Coffee and Your Health: Is it Good or Bad For You?
There are some mixed opinions on coffee out there, but those opinions usually lean toward the extremes of can’t live without it or won’t go near it. I’m sure there are occasional coffee drinkers out there, but I don’t know of any. Personal opinions aside research also has a lot to say about the stuff, and that too can be pretty skewed. So what’s the deal, is coffee actually good for us or not at all? Here are some things to know.
It’s not just caffeine in your cup of joe, coffee a cup of coffee actually contains 11% of your recommended daily amount of vitamin B2 (Riboflavin), and 6% of the vitamin B5 (Pantothenic acid) you need. Multiply that by a couple cups and you’re making a significant dent. Coffee also contains smaller amounts of potassium, magnesium, folate, phosphorus, and B3 or Niacin.
Get this, many people eating a Western diet actually get more antioxidants from their coffee than through the fruits and vegetables in their diet. Not that you should skip that apple for a latte however, keep that as a supplement. Antioxidants are given a ton of credit because they’re one of the best things you can ingest to delay or prevent cell damage all over the body. Antioxidants can prevent the oxidation of other cells which cuts down on damage from the free radicals that threaten assault. Free radicals can come from anything from chemicals in food to stress.
Coffee drinkers on average tend to have lower risks of developing Alzheimer’s, Parkinson’s type 2 diabetes, and liver diseases including cirrhosis and cancer. Some studies have shown that coffee drinkers are even at lower risks of developing depression.

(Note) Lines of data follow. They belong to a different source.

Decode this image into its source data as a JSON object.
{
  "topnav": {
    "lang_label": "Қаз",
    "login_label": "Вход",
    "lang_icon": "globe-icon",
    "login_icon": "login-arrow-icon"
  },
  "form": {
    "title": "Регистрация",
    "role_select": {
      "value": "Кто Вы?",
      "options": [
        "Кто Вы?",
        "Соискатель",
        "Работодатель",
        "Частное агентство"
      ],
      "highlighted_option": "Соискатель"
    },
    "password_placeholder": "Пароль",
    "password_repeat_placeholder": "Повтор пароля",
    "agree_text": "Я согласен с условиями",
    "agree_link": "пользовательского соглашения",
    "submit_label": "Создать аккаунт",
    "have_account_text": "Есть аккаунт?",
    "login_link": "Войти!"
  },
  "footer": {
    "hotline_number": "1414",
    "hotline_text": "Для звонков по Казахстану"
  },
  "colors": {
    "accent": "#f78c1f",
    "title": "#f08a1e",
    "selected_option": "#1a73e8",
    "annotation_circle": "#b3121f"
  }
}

The antioxidant benefits of coffee are pretty solid, but caffeine has a more complicated reputation. On the good side, caffeine can actually boost your metabolism and increase your exercise performance if you drink it before you workout. Caffeine is also of course a stimulant and besides making you feel more awake it can provide a short term boost in reaction times, cognitive function, and even mood.
Coffee can become a very necessary habit (or addiction) and it’s higher in caffeine that an alternative like tea so overdoing it can happen. While caffeine in the right amount can boost your mood, in excess it can cause anxiety, jitteriness, and heart palpitations. For some people coffee can severely disrupt their sleep. When we become dependent on coffee to get a little upper over the long term, we might actually be changing the way that our serotonin is regulated and be causing lower lows. Which just feeds the need for more.
Despite all the nutrients that coffee contains, some research has shown that coffee can inhibit nutrient absorption and increase the amounts that are excreted out of the body. So if you drink coffee alongside a meal, you could be cutting yourself short nutritionally. Coffee is also acidic and can cause heartburn and reflux issues, as well as raise acid levels in the stomach.
So what’s the verdict? For most people the benefits of drinking coffee outweigh the downsides when consumption is kept in reasonable amounts. One last thing to keep in mind is that filtered coffee is a better alternative to the kind that is pressed. Yes, using a French press looks pretty impressive with its deliberateness but without the filter step pressed coffee can actually raise your levels of “bad” LDL cholesterol. Stick with a regular coffee maker or make single cups with a filter and cone.
About Kate Ferguson Kate Fergus is a Los Angeles local and freelance writer for a variety of blogs and online magazines. When she's not writing, the UC Davis graduate is focused on pursuits of the entertainment industry, spin class, and hot sauce.